On the 24th of November of 1991, news that Freddie Mercury died hit the headlines. Freddie Mercury had only publicly revealed his HIV/AIDS status the day before he died.
The decision to keep it hidden was ‘Because it was so stigmatised Freddie wanted to keep it a private matter. At the time it was still looked upon as a plague.’
In a post to remember this day, Queen’s Brian May said in 1991 Freddie Mercury succumbed to bronchial pneumonia and left this world. 27 YEARS – So sadly missed – Kept in our hearts for ever.

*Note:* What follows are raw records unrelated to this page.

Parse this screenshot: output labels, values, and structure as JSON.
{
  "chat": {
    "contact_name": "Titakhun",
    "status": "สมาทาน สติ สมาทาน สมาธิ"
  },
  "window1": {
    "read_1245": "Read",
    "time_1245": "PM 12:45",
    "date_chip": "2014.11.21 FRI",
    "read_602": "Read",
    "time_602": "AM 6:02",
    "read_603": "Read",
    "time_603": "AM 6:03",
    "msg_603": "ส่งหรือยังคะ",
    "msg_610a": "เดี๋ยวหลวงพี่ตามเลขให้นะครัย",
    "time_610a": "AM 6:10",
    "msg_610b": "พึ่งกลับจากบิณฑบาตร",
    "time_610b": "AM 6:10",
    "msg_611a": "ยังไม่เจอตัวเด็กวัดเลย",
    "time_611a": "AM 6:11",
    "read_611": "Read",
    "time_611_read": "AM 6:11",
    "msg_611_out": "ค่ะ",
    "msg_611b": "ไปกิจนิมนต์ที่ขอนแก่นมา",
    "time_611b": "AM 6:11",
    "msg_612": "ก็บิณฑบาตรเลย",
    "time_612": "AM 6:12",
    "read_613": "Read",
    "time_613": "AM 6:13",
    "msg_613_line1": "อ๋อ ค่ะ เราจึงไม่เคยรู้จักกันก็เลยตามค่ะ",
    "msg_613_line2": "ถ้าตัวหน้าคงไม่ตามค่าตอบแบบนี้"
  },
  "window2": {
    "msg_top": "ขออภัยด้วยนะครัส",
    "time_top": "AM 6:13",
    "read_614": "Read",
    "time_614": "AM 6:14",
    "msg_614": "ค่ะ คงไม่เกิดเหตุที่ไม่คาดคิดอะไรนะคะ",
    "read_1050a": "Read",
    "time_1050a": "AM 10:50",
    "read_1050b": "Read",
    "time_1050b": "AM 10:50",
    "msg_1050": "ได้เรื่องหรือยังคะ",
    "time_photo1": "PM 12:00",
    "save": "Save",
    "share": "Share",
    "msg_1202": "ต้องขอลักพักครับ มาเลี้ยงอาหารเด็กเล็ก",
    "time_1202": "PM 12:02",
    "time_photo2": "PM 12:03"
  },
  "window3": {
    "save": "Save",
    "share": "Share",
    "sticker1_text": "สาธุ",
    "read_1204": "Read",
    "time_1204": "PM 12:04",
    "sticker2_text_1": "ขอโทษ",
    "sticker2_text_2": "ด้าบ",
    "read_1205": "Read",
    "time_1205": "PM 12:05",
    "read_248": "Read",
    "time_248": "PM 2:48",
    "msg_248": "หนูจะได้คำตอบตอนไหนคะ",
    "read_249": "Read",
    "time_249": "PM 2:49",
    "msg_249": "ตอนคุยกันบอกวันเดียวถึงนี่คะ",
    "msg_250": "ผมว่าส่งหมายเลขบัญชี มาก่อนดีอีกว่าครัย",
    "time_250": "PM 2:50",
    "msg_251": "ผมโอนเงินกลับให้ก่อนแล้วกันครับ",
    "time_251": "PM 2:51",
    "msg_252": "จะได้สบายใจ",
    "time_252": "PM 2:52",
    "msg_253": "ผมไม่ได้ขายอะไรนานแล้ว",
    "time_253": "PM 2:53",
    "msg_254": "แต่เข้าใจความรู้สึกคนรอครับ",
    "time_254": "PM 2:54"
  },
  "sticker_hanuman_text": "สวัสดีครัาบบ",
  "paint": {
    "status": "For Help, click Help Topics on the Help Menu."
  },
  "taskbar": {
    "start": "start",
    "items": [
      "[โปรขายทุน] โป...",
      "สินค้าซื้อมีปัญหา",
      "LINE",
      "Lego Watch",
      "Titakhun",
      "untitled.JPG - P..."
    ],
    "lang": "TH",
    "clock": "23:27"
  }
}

In this piece we intend to remember what is perhaps one of the greatest live performances ever done by Freddie Mercury and the Queen which is also the basis of the movie Bohemian Rhapsody, the Live Aid Concert.
Freddie Mercury’s set in July 1985 is often called one of the greatest live performances of all time. What made those 21 minutes so memorable?
The New York Times explains that Queen’s famous set at the behemoth charity concert Live Aid plays a central role in the Freddie Mercury biopic “Bohemian Rhapsody.” What made it so memorable on July 13, 1985, and does it still hold up? Here’s a breakdown of the music, the moves and that subversive studded armband.
Geldof approached Mercury through Spike Edney, a former member of Geldof’s own band, the Boomtown Rats, who had recently joined Queen to play keyboards during the group’s live shows. Queen was noncommittal, but not because, as the movie “Bohemian Rhapsody” suggests, they had split from Mercury for several years. The group was exhausted after a spring 1985 tour of New Zealand, Australia and Japan. And Mercury had recently cast doubt on the band’s future by releasing a solo album, “Mr. Bad Guy,” to a lukewarm reception.
Once Queen was convinced of the show’s epic scale, they agreed not to close the concert, but to play at 6:41 p.m. And they took the show more seriously than many of their peers, rehearsing for three solid days.
The outcome is here…